Satyarth Nayak’s bestseller debut novel Emperor’s Riddles, a perfect thriller mystery paired with history, is a hit with young readers and opened a completely different avenue for budding writers to experiment with. While in India, reinterpretation of mythology has been a leading theme, Satyarth’s experimentation has been praised by well known authors like Amish Tripathy and Ashwin Sanghi.
The 33-year-old Odia writer has executed the emperor’s (protagonist) evolution parallel to the main track of murder intrigue and has laced it with Buddhist philosophy. The Asian College of Journalism (ACJ) alumnus and Delhi-based author was always fascinated by the writings of Agatha Christie and Dan Brown and took up the challenge of writing a thriller, which is not common in India. “If you love riddles, if you can solve murder mystery, then the book is for you,” says the young author. His short story ELIXIR has been selected by Penguin for its upcoming anthology of 20 inspiring real-life stories.
Satyarth who completed his schooling from Seth Anandiram Jaipuria School, Kanpur in 1998, graduated in English from Sri Venkateswara College, New Delhi in 2001 and did his postgraduation from St Stephen’s College, New Delhi in 2003. In 2005, he completed his Postgraduate Diploma in Journalism from ACJ, Chennai. “College is a platform to strike a fine balance between freedom and responsibility. My interest and love for writing took a new shape during my college days.
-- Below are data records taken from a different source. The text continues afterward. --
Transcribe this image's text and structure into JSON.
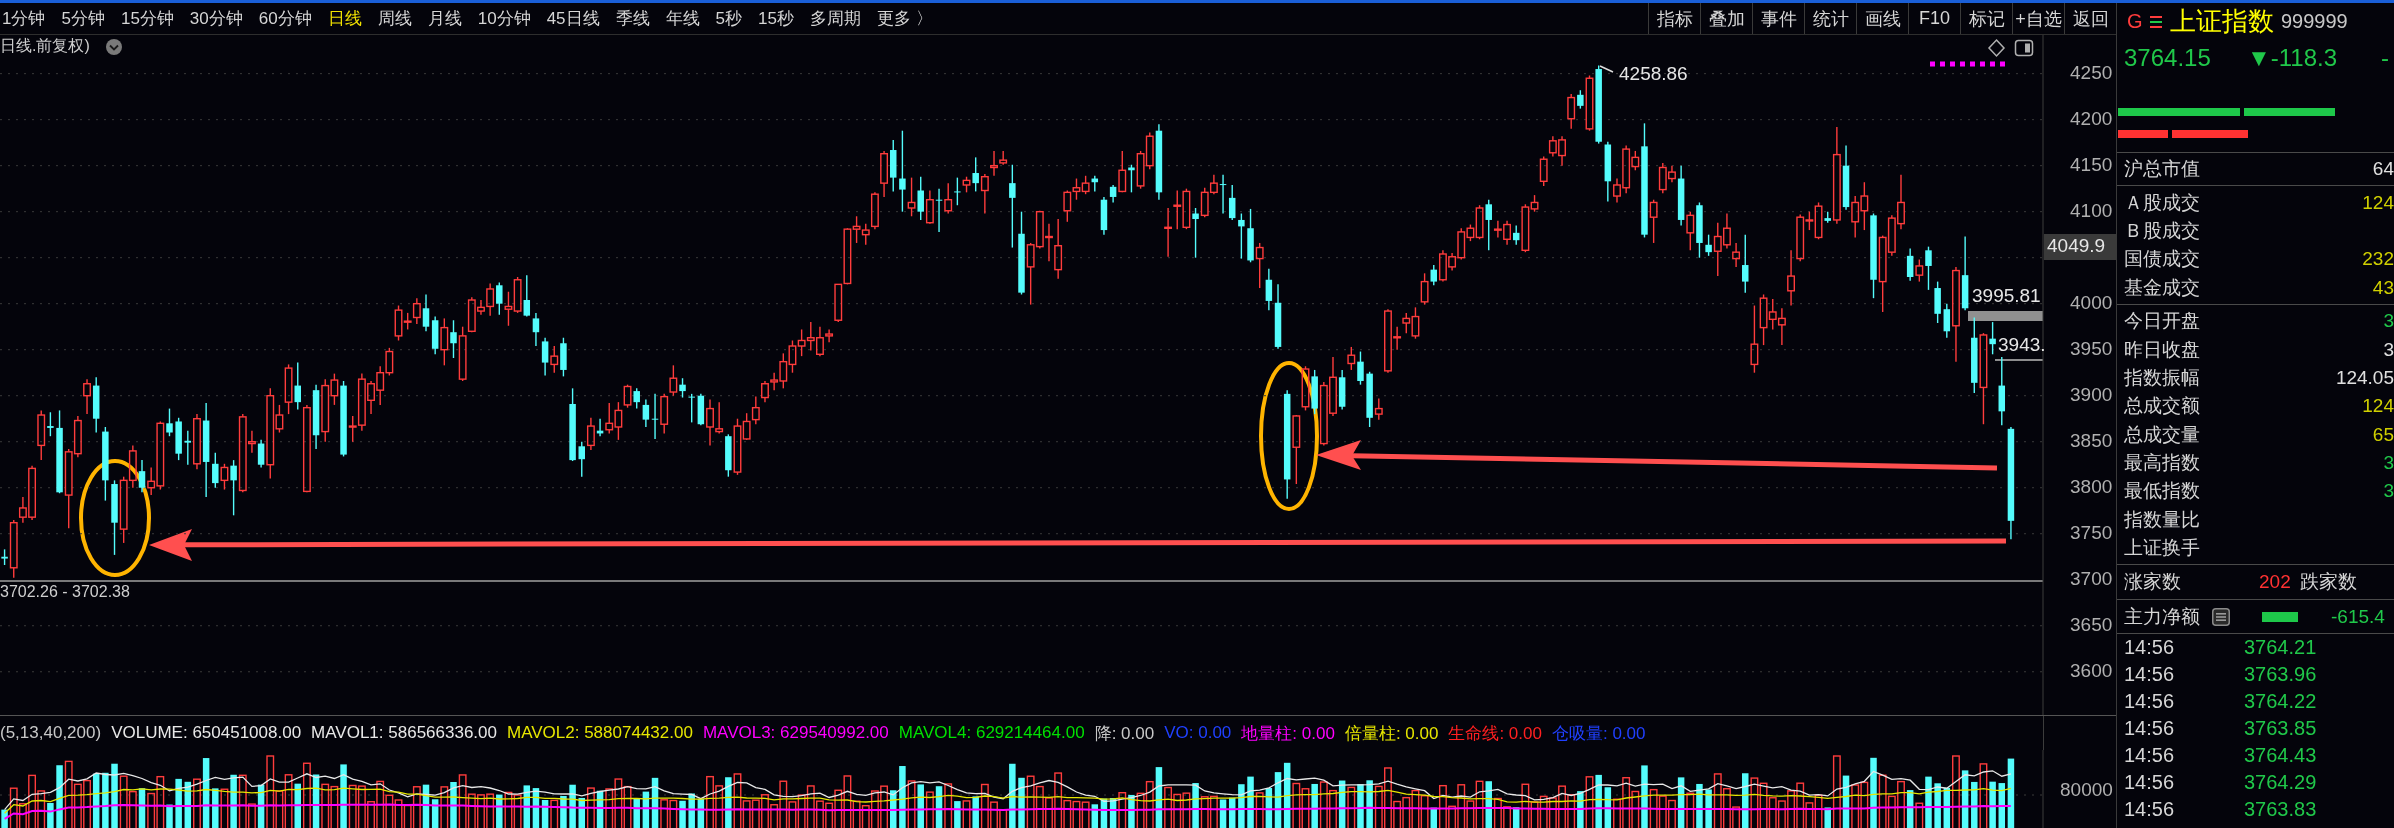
{
  "toolbar": {
    "periods": [
      {
        "label": "1分钟",
        "selected": false
      },
      {
        "label": "5分钟",
        "selected": false
      },
      {
        "label": "15分钟",
        "selected": false
      },
      {
        "label": "30分钟",
        "selected": false
      },
      {
        "label": "60分钟",
        "selected": false
      },
      {
        "label": "日线",
        "selected": true
      },
      {
        "label": "周线",
        "selected": false
      },
      {
        "label": "月线",
        "selected": false
      },
      {
        "label": "10分钟",
        "selected": false
      },
      {
        "label": "45日线",
        "selected": false
      },
      {
        "label": "季线",
        "selected": false
      },
      {
        "label": "年线",
        "selected": false
      },
      {
        "label": "5秒",
        "selected": false
      },
      {
        "label": "15秒",
        "selected": false
      },
      {
        "label": "多周期",
        "selected": false
      },
      {
        "label": "更多 〉",
        "selected": false
      }
    ],
    "tools": [
      "指标",
      "叠加",
      "事件",
      "统计",
      "画线",
      "F10",
      "标记",
      "+自选",
      "返回"
    ]
  },
  "chart": {
    "subtitle": "日线.前复权)",
    "high_label": "4258.86",
    "current_price": "4049.9",
    "price_marks": [
      "3995.81",
      "3943."
    ],
    "low_label": "3702.26 - 3702.38",
    "chart_data": {
      "type": "candlestick",
      "grid": true,
      "ylim": [
        3553,
        4292
      ],
      "yticks": [
        3600,
        3650,
        3700,
        3750,
        3800,
        3850,
        3900,
        3950,
        4000,
        4100,
        4150,
        4200,
        4250
      ],
      "categories": [
        null,
        null,
        null,
        null,
        null,
        null,
        null,
        null,
        null,
        null,
        null,
        null,
        null,
        null,
        null,
        null,
        null,
        null,
        null,
        null,
        null,
        null,
        null,
        null,
        null,
        null,
        null,
        null,
        null,
        null,
        null,
        null,
        null,
        null,
        null,
        null,
        null,
        null,
        null,
        null,
        null,
        null,
        null,
        null,
        null,
        null,
        null,
        null,
        null,
        null,
        null,
        null,
        null,
        null,
        null,
        null,
        null,
        null,
        null,
        null,
        null,
        null,
        null,
        null,
        null,
        null,
        null,
        null,
        null,
        null,
        null,
        null,
        null,
        null,
        null,
        null,
        null,
        null,
        null,
        null,
        null,
        null,
        null,
        null,
        null,
        null,
        null,
        null,
        null,
        null,
        null,
        null,
        null,
        null,
        null,
        null,
        null,
        null,
        null,
        null,
        null,
        null,
        null,
        null,
        null,
        null,
        null,
        null,
        null,
        null,
        null,
        null,
        null,
        null,
        null,
        null,
        null,
        null,
        null,
        null,
        null,
        null,
        null,
        null,
        null,
        null,
        null,
        null,
        null,
        null,
        null,
        null,
        null,
        null,
        null,
        null,
        null,
        null,
        null,
        null,
        null,
        null,
        null,
        null,
        null,
        null,
        null,
        null,
        null,
        null,
        null,
        null,
        null,
        null,
        null,
        null,
        null,
        null,
        null,
        null,
        null,
        null,
        null,
        null,
        null,
        null,
        null,
        null,
        null,
        null,
        null,
        null,
        null,
        null,
        null,
        null,
        null,
        null,
        null,
        null,
        null,
        null,
        null,
        null,
        null,
        null,
        null,
        null,
        null,
        null,
        null,
        null,
        null,
        null,
        null,
        null,
        null,
        null,
        null,
        null,
        null,
        null,
        null,
        null,
        null,
        null,
        null,
        null,
        null,
        null,
        null,
        null,
        null,
        null,
        null,
        null,
        null,
        null,
        null,
        null,
        null,
        null,
        null
      ],
      "ohlc": [
        [
          3725,
          3733,
          3716,
          3723
        ],
        [
          3713,
          3765,
          3702.26,
          3762
        ],
        [
          3768,
          3790,
          3762,
          3778
        ],
        [
          3768,
          3824,
          3765,
          3821
        ],
        [
          3846,
          3884,
          3830,
          3879
        ],
        [
          3867,
          3882,
          3856,
          3865
        ],
        [
          3865,
          3884,
          3794,
          3795
        ],
        [
          3792,
          3842,
          3756,
          3839
        ],
        [
          3837,
          3878,
          3833,
          3873
        ],
        [
          3900,
          3918,
          3880,
          3913
        ],
        [
          3911,
          3920,
          3860,
          3875
        ],
        [
          3861,
          3866,
          3786,
          3808
        ],
        [
          3804,
          3808,
          3727,
          3762
        ],
        [
          3755,
          3812,
          3740,
          3808
        ],
        [
          3808,
          3846,
          3800,
          3840
        ],
        [
          3818,
          3830,
          3795,
          3800
        ],
        [
          3800,
          3822,
          3792,
          3807
        ],
        [
          3802,
          3872,
          3798,
          3870
        ],
        [
          3870,
          3886,
          3856,
          3860
        ],
        [
          3872,
          3876,
          3830,
          3837
        ],
        [
          3851,
          3862,
          3825,
          3849
        ],
        [
          3826,
          3880,
          3820,
          3875
        ],
        [
          3873,
          3892,
          3790,
          3828
        ],
        [
          3826,
          3838,
          3800,
          3805
        ],
        [
          3808,
          3826,
          3798,
          3822
        ],
        [
          3824,
          3830,
          3770,
          3808
        ],
        [
          3797,
          3880,
          3795,
          3877
        ],
        [
          3848,
          3862,
          3838,
          3850
        ],
        [
          3848,
          3852,
          3822,
          3825
        ],
        [
          3825,
          3908,
          3810,
          3900
        ],
        [
          3864,
          3890,
          3860,
          3879
        ],
        [
          3893,
          3934,
          3880,
          3930
        ],
        [
          3911,
          3936,
          3885,
          3893
        ],
        [
          3796,
          3890,
          3795,
          3887
        ],
        [
          3906,
          3912,
          3842,
          3857
        ],
        [
          3861,
          3918,
          3850,
          3911
        ],
        [
          3900,
          3924,
          3890,
          3917
        ],
        [
          3911,
          3916,
          3834,
          3836
        ],
        [
          3866,
          3878,
          3850,
          3867
        ],
        [
          3868,
          3924,
          3862,
          3918
        ],
        [
          3895,
          3916,
          3880,
          3913
        ],
        [
          3906,
          3932,
          3890,
          3925
        ],
        [
          3925,
          3952,
          3922,
          3948
        ],
        [
          3965,
          3998,
          3960,
          3993
        ],
        [
          3980,
          3990,
          3972,
          3981
        ],
        [
          3985,
          4006,
          3978,
          4000
        ],
        [
          3995,
          4010,
          3970,
          3975
        ],
        [
          3982,
          3986,
          3945,
          3951
        ],
        [
          3950,
          3984,
          3933,
          3974
        ],
        [
          3969,
          3982,
          3941,
          3957
        ],
        [
          3918,
          3975,
          3916,
          3965
        ],
        [
          3970,
          4007,
          3969,
          4004
        ],
        [
          3992,
          4004,
          3988,
          3996
        ],
        [
          3997,
          4022,
          3987,
          4016
        ],
        [
          4020,
          4023,
          3988,
          4000
        ],
        [
          3994,
          4013,
          3976,
          3997
        ],
        [
          3992,
          4029,
          3990,
          4026
        ],
        [
          4004,
          4031,
          3986,
          3987
        ],
        [
          3984,
          3990,
          3954,
          3969
        ],
        [
          3959,
          3963,
          3922,
          3936
        ],
        [
          3934,
          3954,
          3925,
          3943
        ],
        [
          3957,
          3963,
          3921,
          3928
        ],
        [
          3891,
          3908,
          3829,
          3830
        ],
        [
          3845,
          3850,
          3812,
          3831
        ],
        [
          3846,
          3876,
          3841,
          3867
        ],
        [
          3862,
          3875,
          3856,
          3859
        ],
        [
          3863,
          3892,
          3859,
          3870
        ],
        [
          3866,
          3893,
          3852,
          3884
        ],
        [
          3890,
          3912,
          3887,
          3910
        ],
        [
          3905,
          3908,
          3886,
          3893
        ],
        [
          3890,
          3896,
          3866,
          3874
        ],
        [
          3875,
          3902,
          3853,
          3874
        ],
        [
          3869,
          3902,
          3859,
          3899
        ],
        [
          3904,
          3933,
          3900,
          3919
        ],
        [
          3912,
          3919,
          3898,
          3905
        ],
        [
          3899,
          3902,
          3871,
          3898
        ],
        [
          3900,
          3902,
          3868,
          3869
        ],
        [
          3866,
          3896,
          3846,
          3886
        ],
        [
          3861,
          3893,
          3859,
          3864
        ],
        [
          3856,
          3858,
          3812,
          3819
        ],
        [
          3817,
          3875,
          3814,
          3867
        ],
        [
          3853,
          3881,
          3852,
          3872
        ],
        [
          3874,
          3899,
          3869,
          3887
        ],
        [
          3898,
          3916,
          3893,
          3913
        ],
        [
          3915,
          3925,
          3906,
          3917
        ],
        [
          3916,
          3946,
          3908,
          3937
        ],
        [
          3934,
          3960,
          3925,
          3954
        ],
        [
          3954,
          3972,
          3943,
          3960
        ],
        [
          3960,
          3980,
          3949,
          3963
        ],
        [
          3945,
          3975,
          3943,
          3963
        ],
        [
          3965,
          3972,
          3958,
          3967
        ],
        [
          3982,
          4021,
          3980,
          4021
        ],
        [
          4022,
          4082,
          4021,
          4081
        ],
        [
          4081,
          4095,
          4066,
          4084
        ],
        [
          4075,
          4087,
          4064,
          4080
        ],
        [
          4084,
          4121,
          4081,
          4119
        ],
        [
          4131,
          4166,
          4116,
          4163
        ],
        [
          4167,
          4178,
          4122,
          4137
        ],
        [
          4136,
          4188,
          4100,
          4124
        ],
        [
          4104,
          4137,
          4095,
          4110
        ],
        [
          4123,
          4138,
          4091,
          4100
        ],
        [
          4088,
          4123,
          4087,
          4113
        ],
        [
          4113,
          4125,
          4078,
          4112
        ],
        [
          4101,
          4131,
          4098,
          4113
        ],
        [
          4122,
          4137,
          4107,
          4121
        ],
        [
          4129,
          4138,
          4121,
          4134
        ],
        [
          4142,
          4159,
          4122,
          4131
        ],
        [
          4123,
          4141,
          4098,
          4138
        ],
        [
          4148,
          4166,
          4139,
          4150
        ],
        [
          4153,
          4166,
          4151,
          4156
        ],
        [
          4131,
          4151,
          4061,
          4115
        ],
        [
          4076,
          4100,
          4010,
          4012
        ],
        [
          4040,
          4066,
          3999,
          4064
        ],
        [
          4062,
          4101,
          4060,
          4100
        ],
        [
          4072,
          4087,
          4046,
          4073
        ],
        [
          4037,
          4092,
          4027,
          4063
        ],
        [
          4101,
          4123,
          4089,
          4121
        ],
        [
          4122,
          4136,
          4113,
          4126
        ],
        [
          4122,
          4139,
          4119,
          4131
        ],
        [
          4136,
          4139,
          4122,
          4132
        ],
        [
          4113,
          4116,
          4075,
          4080
        ],
        [
          4127,
          4129,
          4110,
          4116
        ],
        [
          4122,
          4166,
          4121,
          4145
        ],
        [
          4148,
          4151,
          4121,
          4145
        ],
        [
          4128,
          4166,
          4125,
          4163
        ],
        [
          4150,
          4186,
          4146,
          4182
        ],
        [
          4188,
          4195,
          4113,
          4121
        ],
        [
          4083,
          4104,
          4051,
          4083
        ],
        [
          4107,
          4123,
          4081,
          4107
        ],
        [
          4083,
          4125,
          4081,
          4122
        ],
        [
          4098,
          4104,
          4050,
          4092
        ],
        [
          4096,
          4126,
          4094,
          4121
        ],
        [
          4121,
          4140,
          4119,
          4131
        ],
        [
          4130,
          4140,
          4098,
          4129
        ],
        [
          4115,
          4129,
          4091,
          4093
        ],
        [
          4091,
          4098,
          4049,
          4084
        ],
        [
          4082,
          4103,
          4045,
          4047
        ],
        [
          4049,
          4066,
          4017,
          4061
        ],
        [
          4026,
          4038,
          3993,
          4003
        ],
        [
          4001,
          4021,
          3951,
          3953
        ],
        [
          3902,
          3906,
          3788,
          3809
        ],
        [
          3844,
          3879,
          3804,
          3878
        ],
        [
          3888,
          3932,
          3884,
          3929
        ],
        [
          3921,
          3928,
          3880,
          3886
        ],
        [
          3848,
          3915,
          3846,
          3911
        ],
        [
          3881,
          3942,
          3878,
          3920
        ],
        [
          3920,
          3928,
          3885,
          3888
        ],
        [
          3935,
          3953,
          3928,
          3944
        ],
        [
          3937,
          3948,
          3912,
          3916
        ],
        [
          3924,
          3926,
          3866,
          3876
        ],
        [
          3880,
          3897,
          3874,
          3886
        ],
        [
          3927,
          3994,
          3925,
          3992
        ],
        [
          3963,
          3975,
          3950,
          3964
        ],
        [
          3979,
          3990,
          3968,
          3984
        ],
        [
          3965,
          3996,
          3962,
          3986
        ],
        [
          4002,
          4033,
          3999,
          4024
        ],
        [
          4037,
          4042,
          4020,
          4024
        ],
        [
          4026,
          4058,
          4024,
          4054
        ],
        [
          4040,
          4055,
          4036,
          4051
        ],
        [
          4050,
          4082,
          4048,
          4078
        ],
        [
          4072,
          4086,
          4068,
          4082
        ],
        [
          4072,
          4107,
          4070,
          4104
        ],
        [
          4108,
          4113,
          4058,
          4091
        ],
        [
          4080,
          4090,
          4072,
          4081
        ],
        [
          4070,
          4090,
          4064,
          4086
        ],
        [
          4077,
          4085,
          4064,
          4069
        ],
        [
          4058,
          4108,
          4056,
          4105
        ],
        [
          4103,
          4118,
          4100,
          4110
        ],
        [
          4133,
          4160,
          4128,
          4157
        ],
        [
          4164,
          4182,
          4160,
          4177
        ],
        [
          4161,
          4182,
          4150,
          4178
        ],
        [
          4201,
          4228,
          4190,
          4224
        ],
        [
          4227,
          4232,
          4212,
          4215
        ],
        [
          4190,
          4248,
          4188,
          4245
        ],
        [
          4255,
          4258.86,
          4174,
          4176
        ],
        [
          4173,
          4176,
          4111,
          4133
        ],
        [
          4117,
          4136,
          4110,
          4129
        ],
        [
          4126,
          4172,
          4120,
          4168
        ],
        [
          4149,
          4166,
          4145,
          4159
        ],
        [
          4171,
          4196,
          4072,
          4075
        ],
        [
          4094,
          4113,
          4066,
          4110
        ],
        [
          4124,
          4153,
          4120,
          4148
        ],
        [
          4136,
          4150,
          4132,
          4143
        ],
        [
          4136,
          4150,
          4085,
          4091
        ],
        [
          4077,
          4100,
          4058,
          4096
        ],
        [
          4107,
          4110,
          4050,
          4066
        ],
        [
          4064,
          4075,
          4052,
          4056
        ],
        [
          4057,
          4088,
          4030,
          4073
        ],
        [
          4064,
          4098,
          4060,
          4082
        ],
        [
          4049,
          4066,
          4040,
          4056
        ],
        [
          4042,
          4075,
          4012,
          4024
        ],
        [
          3934,
          3998,
          3925,
          3956
        ],
        [
          3974,
          4010,
          3955,
          4006
        ],
        [
          3983,
          4005,
          3972,
          3991
        ],
        [
          3977,
          3995,
          3955,
          3984
        ],
        [
          4014,
          4058,
          3998,
          4030
        ],
        [
          4049,
          4097,
          4046,
          4094
        ],
        [
          4090,
          4100,
          4080,
          4091
        ],
        [
          4072,
          4110,
          4070,
          4106
        ],
        [
          4093,
          4100,
          4088,
          4090
        ],
        [
          4091,
          4192,
          4087,
          4162
        ],
        [
          4150,
          4172,
          4102,
          4105
        ],
        [
          4089,
          4117,
          4072,
          4110
        ],
        [
          4101,
          4132,
          4080,
          4117
        ],
        [
          4096,
          4098,
          4006,
          4026
        ],
        [
          4024,
          4074,
          3991,
          4072
        ],
        [
          4056,
          4096,
          4052,
          4093
        ],
        [
          4087,
          4140,
          4081,
          4110
        ],
        [
          4052,
          4060,
          4025,
          4029
        ],
        [
          4031,
          4048,
          4024,
          4041
        ],
        [
          4058,
          4062,
          4015,
          4041
        ],
        [
          4017,
          4024,
          3979,
          3989
        ],
        [
          3994,
          4000,
          3963,
          3970
        ],
        [
          3976,
          4040,
          3937,
          4036
        ],
        [
          4031,
          4073,
          3993,
          3995
        ],
        [
          3963,
          3985,
          3903,
          3914
        ],
        [
          3909,
          3968,
          3869,
          3966
        ],
        [
          3962,
          3980,
          3945,
          3956
        ],
        [
          3911,
          3942,
          3868,
          3883
        ],
        [
          3864,
          3866,
          3744,
          3764
        ],
        null,
        null,
        null
      ]
    }
  },
  "volume": {
    "legend": [
      {
        "text": "(5,13,40,200)",
        "color": "#c8c8c8"
      },
      {
        "text": "VOLUME: 650451008.00",
        "color": "#e8e8e8"
      },
      {
        "text": "MAVOL1: 586566336.00",
        "color": "#e8e8e8"
      },
      {
        "text": "MAVOL2: 588074432.00",
        "color": "#e6e600"
      },
      {
        "text": "MAVOL3: 629540992.00",
        "color": "#ff00ff"
      },
      {
        "text": "MAVOL4: 629214464.00",
        "color": "#00e000"
      },
      {
        "text": "降: 0.00",
        "color": "#c8c8c8"
      },
      {
        "text": "VO: 0.00",
        "color": "#2040ff"
      },
      {
        "text": "地量柱: 0.00",
        "color": "#ff00ff"
      },
      {
        "text": "倍量柱: 0.00",
        "color": "#e6e600"
      },
      {
        "text": "生命线: 0.00",
        "color": "#ff2020"
      },
      {
        "text": "仓吸量: 0.00",
        "color": "#2040ff"
      }
    ],
    "y_axis_labels": [
      "80000"
    ]
  },
  "quote": {
    "market_mark": "G",
    "name": "上证指数",
    "code": "999999",
    "price": "3764.15",
    "change": "▼-118.3",
    "change_percent": "-",
    "stat_groups": [
      {
        "rows": [
          {
            "label": "沪总市值",
            "value": "64",
            "color": "#e0e0e0"
          }
        ]
      },
      {
        "rows": [
          {
            "label": "Ａ股成交",
            "value": "124",
            "color": "#d0d000"
          },
          {
            "label": "Ｂ股成交"
          },
          {
            "label": "国债成交",
            "value": "232",
            "color": "#d0d000"
          },
          {
            "label": "基金成交",
            "value": "43",
            "color": "#d0d000"
          }
        ]
      },
      {
        "rows": [
          {
            "label": "今日开盘",
            "value": "3",
            "color": "#20c84a"
          },
          {
            "label": "昨日收盘",
            "value": "3",
            "color": "#e0e0e0"
          },
          {
            "label": "指数振幅",
            "value": "124.05",
            "color": "#e0e0e0"
          },
          {
            "label": "总成交额",
            "value": "124",
            "color": "#d0d000"
          },
          {
            "label": "总成交量",
            "value": "65",
            "color": "#d0d000"
          },
          {
            "label": "最高指数",
            "value": "3",
            "color": "#20c84a"
          },
          {
            "label": "最低指数",
            "value": "3",
            "color": "#20c84a"
          },
          {
            "label": "指数量比"
          },
          {
            "label": "上证换手"
          }
        ]
      }
    ],
    "breadth": {
      "advancers_label": "涨家数",
      "advancers": "202",
      "decliners_label": "跌家数"
    },
    "main_flow": {
      "label": "主力净额",
      "value": "-615.4"
    },
    "ticks": [
      {
        "time": "14:56",
        "price": "3764.21"
      },
      {
        "time": "14:56",
        "price": "3763.96"
      },
      {
        "time": "14:56",
        "price": "3764.22"
      },
      {
        "time": "14:56",
        "price": "3763.85"
      },
      {
        "time": "14:56",
        "price": "3764.43"
      },
      {
        "time": "14:56",
        "price": "3764.29"
      },
      {
        "time": "14:56",
        "price": "3763.83"
      }
    ]
  }
}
Treating teachers like friends, while keeping the respect intact, helped me gain knowledge.”
Ask him about proud moments in college, he immediately recalls one when he topped graduation examination and also when he made it to St Stephen’s.
His short story Eve won the British Council Writer’s Circle Prize in 2006. “While standing in a queue to participate in a music contest in college, my English teacher dissuaded me and asked me to participate in a creative writing contest instead. Though it was an embarrassing situation, I won the first prize”. The incident has been mentioned in his story Music & Lyrics featured in the Chicken Soup for the Soul series. He recalls the girls in his class teasing him about his dreamy eyes. He was one of the gentle boys among his classmates and bunking class was never a regular affair.
As his father was in Central Government service, they had to frequently shift to different places of India and Satyarth regrets not picking up his mother tongue Odia. He was mostly into debating, creative writing, moderating and quizzing during his college days. And all that helped him take part in several literary festivals in the country.
He also remembers his tiff with the Dean of St Stephen’s College when he was denied hostel accommodation. “I hail from Faridabad and asked for accommodation. They told me that Faridabad comes under Delhi NCR Region and that accommodation was only for outstation students. In the end, they didn’t give me accommodation,” he says.
Recalling his regular hangouts, the author says, “I was fortunate to study both at North Campus and South Campus of Delhi University. So Narulas and PVRs were usual places to spend time with friends besides Connaught Place and Old Delhi.”